   Many times, after a long and tedious week at school and work, (and there were plenty of those,) I would go over to the Blount house on a Saturday and Marilyn would offer me a blossom of grace with a smile and hug. She scattered her grace blossoms to a large brood of children, yet always had more to spare for a truly lonely young man. She always seemed to have enough flowers in her bouquet to go around.
  Everyone loved her, but none more than Henry. Marilyn was a beautiful woman. A head-turner. And Henry adored her. Our straight-laced minister could be reduced to a puddle of marshmallow cream when Marilyn dressed up and sashayed into the room. And Henry was not only enamored of her in finery. He proved himself the hallmark of loyalty to Marilyn as she spent her last years in the ethers of Alzheimer’s.

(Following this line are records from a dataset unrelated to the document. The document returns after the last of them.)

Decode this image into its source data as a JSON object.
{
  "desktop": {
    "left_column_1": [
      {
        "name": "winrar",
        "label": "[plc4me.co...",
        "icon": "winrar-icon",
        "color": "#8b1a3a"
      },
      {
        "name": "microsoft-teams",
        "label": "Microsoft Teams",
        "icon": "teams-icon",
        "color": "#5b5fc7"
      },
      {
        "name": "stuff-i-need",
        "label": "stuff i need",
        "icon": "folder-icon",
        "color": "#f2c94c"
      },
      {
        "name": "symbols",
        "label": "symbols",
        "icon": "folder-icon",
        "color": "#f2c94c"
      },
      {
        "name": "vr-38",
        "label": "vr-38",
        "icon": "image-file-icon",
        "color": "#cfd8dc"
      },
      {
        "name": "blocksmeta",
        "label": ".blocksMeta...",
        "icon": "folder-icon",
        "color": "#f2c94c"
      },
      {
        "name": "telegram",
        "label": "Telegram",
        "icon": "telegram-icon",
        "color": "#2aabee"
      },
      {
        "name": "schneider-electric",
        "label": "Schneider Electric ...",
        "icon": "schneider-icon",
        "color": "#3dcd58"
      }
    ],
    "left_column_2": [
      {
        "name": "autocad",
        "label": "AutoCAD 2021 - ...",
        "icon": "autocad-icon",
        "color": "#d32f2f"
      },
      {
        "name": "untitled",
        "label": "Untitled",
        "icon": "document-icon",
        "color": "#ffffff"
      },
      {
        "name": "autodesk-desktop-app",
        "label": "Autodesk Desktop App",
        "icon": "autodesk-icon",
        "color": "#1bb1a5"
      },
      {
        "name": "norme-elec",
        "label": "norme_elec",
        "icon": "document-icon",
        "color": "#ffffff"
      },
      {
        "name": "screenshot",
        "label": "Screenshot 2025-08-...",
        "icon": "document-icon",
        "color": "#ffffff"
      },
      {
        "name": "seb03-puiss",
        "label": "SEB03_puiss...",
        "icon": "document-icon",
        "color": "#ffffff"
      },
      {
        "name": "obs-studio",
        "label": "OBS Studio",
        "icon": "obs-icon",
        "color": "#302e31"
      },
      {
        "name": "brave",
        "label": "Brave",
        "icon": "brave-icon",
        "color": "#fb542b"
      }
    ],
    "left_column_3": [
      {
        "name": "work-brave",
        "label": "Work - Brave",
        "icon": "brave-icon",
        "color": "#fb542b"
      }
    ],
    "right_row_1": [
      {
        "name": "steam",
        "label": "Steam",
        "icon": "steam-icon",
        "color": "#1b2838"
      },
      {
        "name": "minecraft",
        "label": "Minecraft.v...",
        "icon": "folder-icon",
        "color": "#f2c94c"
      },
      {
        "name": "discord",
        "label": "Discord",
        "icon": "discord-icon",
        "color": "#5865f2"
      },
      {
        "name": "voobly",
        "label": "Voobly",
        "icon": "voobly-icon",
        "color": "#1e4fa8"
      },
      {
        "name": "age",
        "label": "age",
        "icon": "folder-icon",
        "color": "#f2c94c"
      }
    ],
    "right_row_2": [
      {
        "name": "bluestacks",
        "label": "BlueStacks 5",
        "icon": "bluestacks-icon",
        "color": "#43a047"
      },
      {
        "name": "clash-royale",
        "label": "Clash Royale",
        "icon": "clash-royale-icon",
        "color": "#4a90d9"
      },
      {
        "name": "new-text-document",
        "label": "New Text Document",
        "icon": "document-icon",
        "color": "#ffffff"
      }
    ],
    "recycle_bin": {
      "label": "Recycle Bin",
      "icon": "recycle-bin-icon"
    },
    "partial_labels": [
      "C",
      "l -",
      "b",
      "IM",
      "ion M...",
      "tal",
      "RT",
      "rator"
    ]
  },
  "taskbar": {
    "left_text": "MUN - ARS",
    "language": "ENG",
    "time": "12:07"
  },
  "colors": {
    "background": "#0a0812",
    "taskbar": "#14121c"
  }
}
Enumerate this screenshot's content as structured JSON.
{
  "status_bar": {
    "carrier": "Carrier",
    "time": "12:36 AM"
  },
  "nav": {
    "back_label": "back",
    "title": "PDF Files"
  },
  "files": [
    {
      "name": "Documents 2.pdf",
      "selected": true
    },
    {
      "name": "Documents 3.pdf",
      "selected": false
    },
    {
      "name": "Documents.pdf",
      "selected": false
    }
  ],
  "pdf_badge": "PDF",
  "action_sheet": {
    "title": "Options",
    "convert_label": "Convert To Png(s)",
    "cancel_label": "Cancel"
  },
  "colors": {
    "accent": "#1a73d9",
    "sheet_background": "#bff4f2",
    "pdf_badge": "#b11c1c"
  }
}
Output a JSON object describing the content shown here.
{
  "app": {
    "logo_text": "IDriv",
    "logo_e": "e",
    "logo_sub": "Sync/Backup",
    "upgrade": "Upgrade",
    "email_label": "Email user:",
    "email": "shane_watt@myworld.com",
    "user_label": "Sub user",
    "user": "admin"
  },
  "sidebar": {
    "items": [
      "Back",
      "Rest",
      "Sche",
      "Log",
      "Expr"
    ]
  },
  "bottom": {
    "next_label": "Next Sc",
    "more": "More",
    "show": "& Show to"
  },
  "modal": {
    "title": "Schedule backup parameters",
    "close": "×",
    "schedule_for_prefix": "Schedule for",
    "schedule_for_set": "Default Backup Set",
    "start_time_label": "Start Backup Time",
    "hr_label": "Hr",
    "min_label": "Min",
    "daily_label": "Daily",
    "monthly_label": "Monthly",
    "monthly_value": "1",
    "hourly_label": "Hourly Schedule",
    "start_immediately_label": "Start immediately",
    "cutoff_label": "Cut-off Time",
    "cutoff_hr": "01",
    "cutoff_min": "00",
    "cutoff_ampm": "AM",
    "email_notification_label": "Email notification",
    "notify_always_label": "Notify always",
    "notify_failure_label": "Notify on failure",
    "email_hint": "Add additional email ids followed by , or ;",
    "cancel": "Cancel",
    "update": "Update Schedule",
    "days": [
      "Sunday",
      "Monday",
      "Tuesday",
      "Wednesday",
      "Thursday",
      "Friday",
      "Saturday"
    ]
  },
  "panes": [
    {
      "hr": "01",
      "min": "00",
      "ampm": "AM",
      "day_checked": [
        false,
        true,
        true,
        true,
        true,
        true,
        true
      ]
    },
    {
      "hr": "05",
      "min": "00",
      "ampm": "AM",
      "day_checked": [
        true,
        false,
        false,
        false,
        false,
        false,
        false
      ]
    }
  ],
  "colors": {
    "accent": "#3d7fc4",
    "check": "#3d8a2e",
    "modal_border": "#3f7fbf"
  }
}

   Grace – like joy and all fruit of the spirit – usually shows up when you least expect it. And often when you most need it. There’s no predicting grace. You can’t pin it down or nail it up or make it happen. Mercurial by nature, you can no more hold on to it than you can cage the wind or curb love’s passion. As potent as the tides and as gentle as baby breath, grace can reshape your landscape and redecorate your living room.
   Marilyn graced my life and so many others with her abundant blossoms of kindness. She’s gone now; but I can smell her still. The sweet aroma of acceptance. The fragrant perfume of welcome. The blessed scent of home.
   Rest well, dear Marilyn. You have been a blessing to all fortunate enough to have known you.
 
The Rev. Dr. Chris Andrews
Friend (and “Adopted” Son)
Source: Louisiana Conference Journal, 2007; p. 248.